However, the best known threat is to the Taita falcon, which nests in the area.

The EPRU’s Prof Anthony Leiman and Dr Jane Turpie are conducting an economic assessment of the dam’s impacts on the regional economy as part of a team investigating the project’s sensitivity to future climate change.

The hydroelectric scheme is intended to help address Zimbabwe’s power shortages, and at the same time cut carbon dioxide emissions from fossil fuel-generated electricity.

Leiman explains that the economic study is intended to support computer modelling of the dam’s sensitivity to climate change’s effects on the upper Zambezi catchment.

‘The hydroelectric plant will be designed to run at full capacity when the river is a peak flow, when all four turbines are operating,’ says Leiman. ‘During low water periods as many as three of those would shut down. If the whole region should become drier the viability of the project might be seriously compromised.’

The Zambezi River Authority - a joint body representing all states on the Zambezi River - has also commissioned a new environmental impact assessment, since an earlier one was completed in 1993 and is now outdated.

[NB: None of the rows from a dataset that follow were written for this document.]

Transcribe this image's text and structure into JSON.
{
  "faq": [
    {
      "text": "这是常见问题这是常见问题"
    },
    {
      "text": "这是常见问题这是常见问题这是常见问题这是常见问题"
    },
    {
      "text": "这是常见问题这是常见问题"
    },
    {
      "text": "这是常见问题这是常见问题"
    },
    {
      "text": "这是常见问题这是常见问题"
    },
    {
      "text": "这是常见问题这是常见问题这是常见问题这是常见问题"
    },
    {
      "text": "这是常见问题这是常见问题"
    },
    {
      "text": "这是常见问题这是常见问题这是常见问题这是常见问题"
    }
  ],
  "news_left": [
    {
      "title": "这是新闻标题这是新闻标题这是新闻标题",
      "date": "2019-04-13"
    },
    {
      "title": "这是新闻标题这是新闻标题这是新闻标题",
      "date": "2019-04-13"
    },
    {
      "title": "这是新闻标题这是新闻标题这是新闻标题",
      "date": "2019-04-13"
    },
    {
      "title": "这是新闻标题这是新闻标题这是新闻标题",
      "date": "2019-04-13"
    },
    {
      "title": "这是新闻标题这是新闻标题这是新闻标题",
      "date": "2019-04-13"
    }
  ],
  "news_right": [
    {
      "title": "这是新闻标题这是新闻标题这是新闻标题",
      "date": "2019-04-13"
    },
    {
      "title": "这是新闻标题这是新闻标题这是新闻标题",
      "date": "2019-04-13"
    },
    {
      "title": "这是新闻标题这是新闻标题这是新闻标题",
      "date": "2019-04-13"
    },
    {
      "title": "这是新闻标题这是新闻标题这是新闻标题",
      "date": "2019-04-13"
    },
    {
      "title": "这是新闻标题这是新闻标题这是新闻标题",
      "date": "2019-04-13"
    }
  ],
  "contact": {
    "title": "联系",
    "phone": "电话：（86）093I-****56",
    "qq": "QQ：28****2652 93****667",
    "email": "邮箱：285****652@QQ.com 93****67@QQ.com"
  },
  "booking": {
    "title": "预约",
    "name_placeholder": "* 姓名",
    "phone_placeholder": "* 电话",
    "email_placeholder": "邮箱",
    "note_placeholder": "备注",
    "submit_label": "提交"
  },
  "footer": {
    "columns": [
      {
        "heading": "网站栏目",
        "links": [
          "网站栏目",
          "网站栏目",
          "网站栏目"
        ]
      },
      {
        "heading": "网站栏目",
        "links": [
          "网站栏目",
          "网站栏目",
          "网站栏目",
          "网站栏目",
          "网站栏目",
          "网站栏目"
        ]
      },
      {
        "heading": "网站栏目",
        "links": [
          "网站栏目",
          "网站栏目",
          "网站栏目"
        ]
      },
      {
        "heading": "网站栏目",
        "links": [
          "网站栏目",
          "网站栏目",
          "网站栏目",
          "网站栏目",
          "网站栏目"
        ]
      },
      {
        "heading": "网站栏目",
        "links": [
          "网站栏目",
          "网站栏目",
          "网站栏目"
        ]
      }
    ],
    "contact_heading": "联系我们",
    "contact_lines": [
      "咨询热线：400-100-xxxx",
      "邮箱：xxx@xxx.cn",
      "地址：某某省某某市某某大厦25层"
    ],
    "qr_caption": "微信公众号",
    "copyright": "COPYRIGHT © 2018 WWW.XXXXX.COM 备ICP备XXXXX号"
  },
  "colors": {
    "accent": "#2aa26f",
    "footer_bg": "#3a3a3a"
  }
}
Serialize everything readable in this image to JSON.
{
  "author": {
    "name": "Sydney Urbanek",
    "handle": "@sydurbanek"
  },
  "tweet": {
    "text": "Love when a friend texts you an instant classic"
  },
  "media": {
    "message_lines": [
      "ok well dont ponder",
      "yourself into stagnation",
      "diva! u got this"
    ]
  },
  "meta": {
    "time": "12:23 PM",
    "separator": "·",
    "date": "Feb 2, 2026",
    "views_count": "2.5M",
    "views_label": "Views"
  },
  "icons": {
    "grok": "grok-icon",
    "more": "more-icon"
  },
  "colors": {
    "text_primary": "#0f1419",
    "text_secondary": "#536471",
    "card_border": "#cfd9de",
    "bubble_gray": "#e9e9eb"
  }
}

A new engineering assessment, and a climate impact assessment are also to being done at this time.

The EPRU’s economic assessment forms a part of the climate impact assessment study.

All three studies are due to be completed by mid-2015.